[Goal of the exercise] When you repeat the records, keep every word exact and drop each picture.

[Extracted information]
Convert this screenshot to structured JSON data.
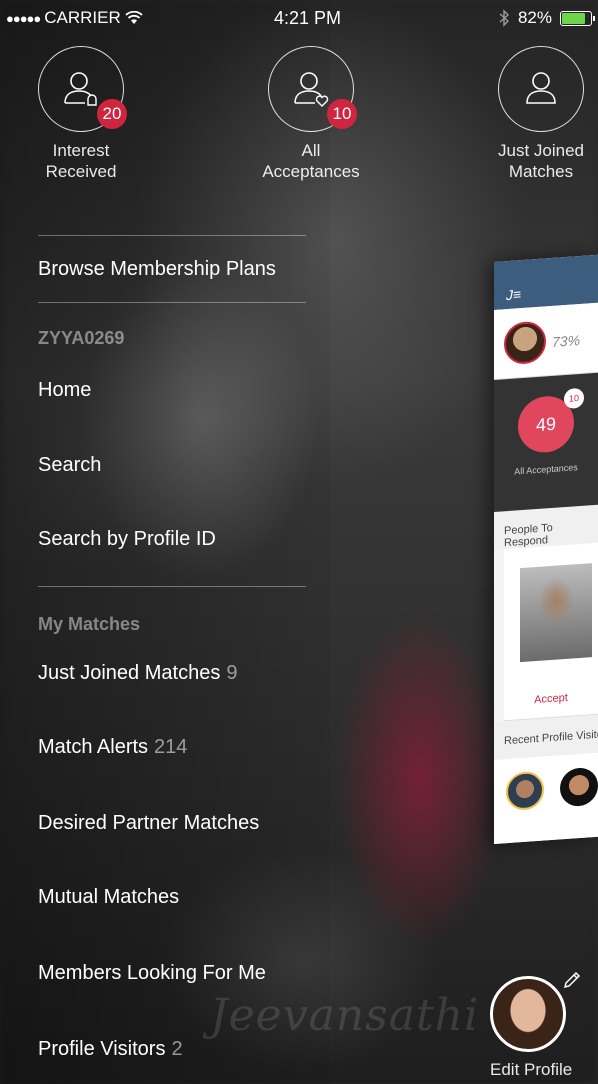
{
  "status_bar": {
    "carrier": "CARRIER",
    "time": "4:21 PM",
    "battery": "82%",
    "battery_level": 0.82,
    "battery_color": "#6ed44a"
  },
  "quick_actions": [
    {
      "label": "Interest\nReceived",
      "badge": "20",
      "icon": "user-bell-icon"
    },
    {
      "label": "All\nAcceptances",
      "badge": "10",
      "icon": "user-heart-icon"
    },
    {
      "label": "Just Joined\nMatches",
      "badge": "",
      "icon": "user-icon"
    }
  ],
  "menu": {
    "browse_plans": "Browse Membership Plans",
    "user_id": "ZYYA0269",
    "home": "Home",
    "search": "Search",
    "search_by_id": "Search by Profile ID",
    "my_matches_header": "My Matches",
    "just_joined": {
      "label": "Just Joined Matches",
      "count": "9"
    },
    "match_alerts": {
      "label": "Match Alerts",
      "count": "214"
    },
    "desired_partner": "Desired Partner Matches",
    "mutual_matches": "Mutual Matches",
    "members_looking": "Members Looking For Me",
    "profile_visitors": {
      "label": "Profile Visitors",
      "count": "2"
    }
  },
  "preview": {
    "profile_percent": "73%",
    "acceptances_count": "49",
    "acceptances_badge": "10",
    "acceptances_label": "All Acceptances",
    "people_to_respond": "People To Respond",
    "accept": "Accept",
    "recent_visitors": "Recent Profile Visitors"
  },
  "background_logo": "Jeevansathi",
  "edit_profile": "Edit Profile",
  "colors": {
    "badge": "#d0253f",
    "header": "#3c5d7e"
  }
}
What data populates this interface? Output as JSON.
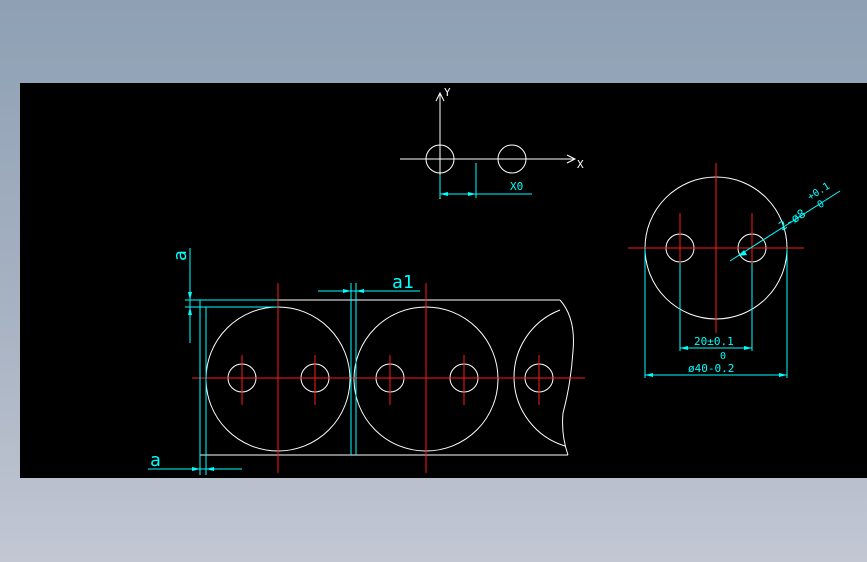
{
  "colors": {
    "background": "#000000",
    "outline": "#ffffff",
    "centerline": "#ff1a1a",
    "dimension": "#00ffff"
  },
  "axes": {
    "x_label": "X",
    "y_label": "Y",
    "x0_label": "X0"
  },
  "strip": {
    "a_label": "a",
    "a1_label": "a1"
  },
  "part_view": {
    "hole_callout": "2-ø8",
    "hole_tol_upper": "+0.1",
    "hole_tol_lower": "0",
    "pitch_dim": "20±0.1",
    "dia_tol_upper": "0",
    "dia_dim": "ø40-0.2"
  }
}
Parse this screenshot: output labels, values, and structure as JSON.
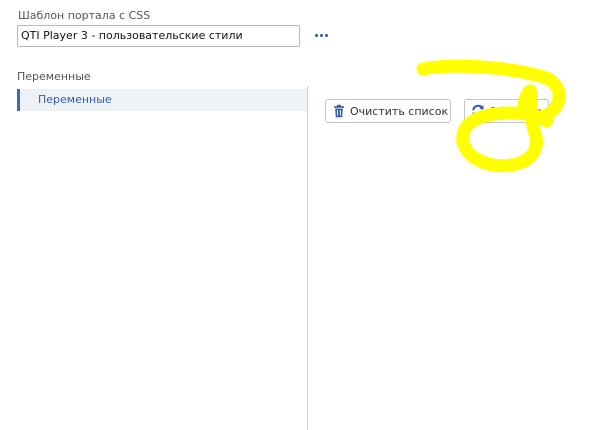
{
  "template": {
    "label": "Шаблон портала с CSS",
    "value": "QTI Player 3 - пользовательские стили"
  },
  "variables": {
    "heading": "Переменные",
    "items": [
      {
        "label": "Переменные",
        "selected": true
      }
    ]
  },
  "toolbar": {
    "clear_label": "Очистить список",
    "clear_icon": "trash-icon",
    "refresh_label": "Обновить",
    "refresh_icon": "refresh-icon"
  },
  "colors": {
    "accent": "#2f5ea8",
    "highlight_scribble": "#ffff00"
  }
}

[Solved exercise]
Convert this screenshot to structured JSON data.
{
  "status_bar": {
    "carrier": "CARRIER",
    "time": "4:21 PM",
    "battery": "82%",
    "battery_level": 0.82,
    "battery_color": "#6ed44a"
  },
  "quick_actions": [
    {
      "label": "Interest\nReceived",
      "badge": "20",
      "icon": "user-bell-icon"
    },
    {
      "label": "All\nAcceptances",
      "badge": "10",
      "icon": "user-heart-icon"
    },
    {
      "label": "Just Joined\nMatches",
      "badge": "",
      "icon": "user-icon"
    }
  ],
  "menu": {
    "browse_plans": "Browse Membership Plans",
    "user_id": "ZYYA0269",
    "home": "Home",
    "search": "Search",
    "search_by_id": "Search by Profile ID",
    "my_matches_header": "My Matches",
    "just_joined": {
      "label": "Just Joined Matches",
      "count": "9"
    },
    "match_alerts": {
      "label": "Match Alerts",
      "count": "214"
    },
    "desired_partner": "Desired Partner Matches",
    "mutual_matches": "Mutual Matches",
    "members_looking": "Members Looking For Me",
    "profile_visitors": {
      "label": "Profile Visitors",
      "count": "2"
    }
  },
  "preview": {
    "profile_percent": "73%",
    "acceptances_count": "49",
    "acceptances_badge": "10",
    "acceptances_label": "All Acceptances",
    "people_to_respond": "People To Respond",
    "accept": "Accept",
    "recent_visitors": "Recent Profile Visitors"
  },
  "background_logo": "Jeevansathi",
  "edit_profile": "Edit Profile",
  "colors": {
    "badge": "#d0253f",
    "header": "#3c5d7e"
  }
}
What data populates this interface? Output as JSON.
{
  "colors": {
    "background": "#000000",
    "outline": "#ffffff",
    "centerline": "#ff1a1a",
    "dimension": "#00ffff"
  },
  "axes": {
    "x_label": "X",
    "y_label": "Y",
    "x0_label": "X0"
  },
  "strip": {
    "a_label": "a",
    "a1_label": "a1"
  },
  "part_view": {
    "hole_callout": "2-ø8",
    "hole_tol_upper": "+0.1",
    "hole_tol_lower": "0",
    "pitch_dim": "20±0.1",
    "dia_tol_upper": "0",
    "dia_dim": "ø40-0.2"
  }
}
Parse this screenshot: output labels, values, and structure as JSON.
{
  "template": {
    "label": "Шаблон портала с CSS",
    "value": "QTI Player 3 - пользовательские стили"
  },
  "variables": {
    "heading": "Переменные",
    "items": [
      {
        "label": "Переменные",
        "selected": true
      }
    ]
  },
  "toolbar": {
    "clear_label": "Очистить список",
    "clear_icon": "trash-icon",
    "refresh_label": "Обновить",
    "refresh_icon": "refresh-icon"
  },
  "colors": {
    "accent": "#2f5ea8",
    "highlight_scribble": "#ffff00"
  }
}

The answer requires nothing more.